There are two days. They look relatively similar:

The first one I wake up, stress in my blood, anxious, making coffee, urgently filling up my water bottle, spilling a little on the counter. I go through the motions, minute to minute, chasing the work. I record a few podcast episodes, I ship all the essays that need to go out the door, I answer all the emails (okay, that never happens), but you get the picture.

The second one, I wake up, I breathe. I exhale. I make the coffee (or tea). I take a few extra seconds, maybe sixty seconds total, to move from the bedroom to the kitchen. I still do the same amount of work, the podcast recordings, and the essays—but my demeanor, posture, and relaxation are completely different.

How you do it is just as important as what you do

There are many ways to go about a day. It’s not always as important what gets done as it is how I am and who I’m being in the process of all the doing and non-doing that I’m engaged in.

In my mastermind circles, we call this “ways of being.”

We work through three major phases and processes:

  1. Reflections—harvesting lessons from past experiences.
  2. Planning—setting goals, intentions, and measurements for the future.
  3. Being—sharing who we want to be and how we want to show up in our life.

In my experience, we all can adopt goal setting processes and tools. But it’s one thing to set a plan and accomplish it, and make yourself miserable throughout the entire experience.

What’s missing, for me, is the question: who do you want to be while you’re journeying there?

How do you want to feel? What kind of person do you want to be in the moments that lead up to the experience? The cliche about the journey being as important as the destination is apt, here.

For example: I want to write, and I want to feel satisfied, spent, and accomplished while doing it. I want to exercise, and I want to feel powerful, at my limit, and strong while doing it.
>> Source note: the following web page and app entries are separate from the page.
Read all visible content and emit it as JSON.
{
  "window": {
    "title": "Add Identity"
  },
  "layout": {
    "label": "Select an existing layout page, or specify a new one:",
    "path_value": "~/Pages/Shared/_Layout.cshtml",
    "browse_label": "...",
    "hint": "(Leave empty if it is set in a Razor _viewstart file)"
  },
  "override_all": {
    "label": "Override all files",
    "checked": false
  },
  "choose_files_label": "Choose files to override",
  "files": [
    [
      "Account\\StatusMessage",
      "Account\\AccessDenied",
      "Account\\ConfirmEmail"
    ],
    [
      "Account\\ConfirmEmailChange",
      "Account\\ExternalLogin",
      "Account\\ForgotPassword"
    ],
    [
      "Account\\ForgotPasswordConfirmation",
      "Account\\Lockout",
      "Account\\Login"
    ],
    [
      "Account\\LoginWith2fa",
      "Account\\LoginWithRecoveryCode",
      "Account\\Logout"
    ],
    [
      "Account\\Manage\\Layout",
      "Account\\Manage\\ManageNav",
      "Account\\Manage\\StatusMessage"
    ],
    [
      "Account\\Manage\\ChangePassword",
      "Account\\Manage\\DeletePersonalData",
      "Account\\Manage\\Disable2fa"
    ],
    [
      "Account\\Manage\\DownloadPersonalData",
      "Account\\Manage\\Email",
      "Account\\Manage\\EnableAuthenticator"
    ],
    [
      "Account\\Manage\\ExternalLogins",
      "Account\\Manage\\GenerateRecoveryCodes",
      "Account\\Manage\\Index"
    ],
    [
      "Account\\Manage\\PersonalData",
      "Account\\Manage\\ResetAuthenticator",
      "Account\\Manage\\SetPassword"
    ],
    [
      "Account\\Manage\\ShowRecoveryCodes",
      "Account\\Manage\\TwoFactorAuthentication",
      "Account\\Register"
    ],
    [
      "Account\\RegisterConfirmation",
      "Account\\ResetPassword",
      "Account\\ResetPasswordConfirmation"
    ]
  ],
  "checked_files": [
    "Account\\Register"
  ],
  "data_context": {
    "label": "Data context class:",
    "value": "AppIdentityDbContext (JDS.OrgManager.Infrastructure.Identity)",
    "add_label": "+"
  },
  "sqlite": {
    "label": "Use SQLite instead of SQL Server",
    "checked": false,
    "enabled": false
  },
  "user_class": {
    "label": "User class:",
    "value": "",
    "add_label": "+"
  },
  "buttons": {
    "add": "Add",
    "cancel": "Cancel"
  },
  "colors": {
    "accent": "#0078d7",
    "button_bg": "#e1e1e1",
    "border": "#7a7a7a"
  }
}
How do you want to show up in the process of making your work (and your mark) on the world?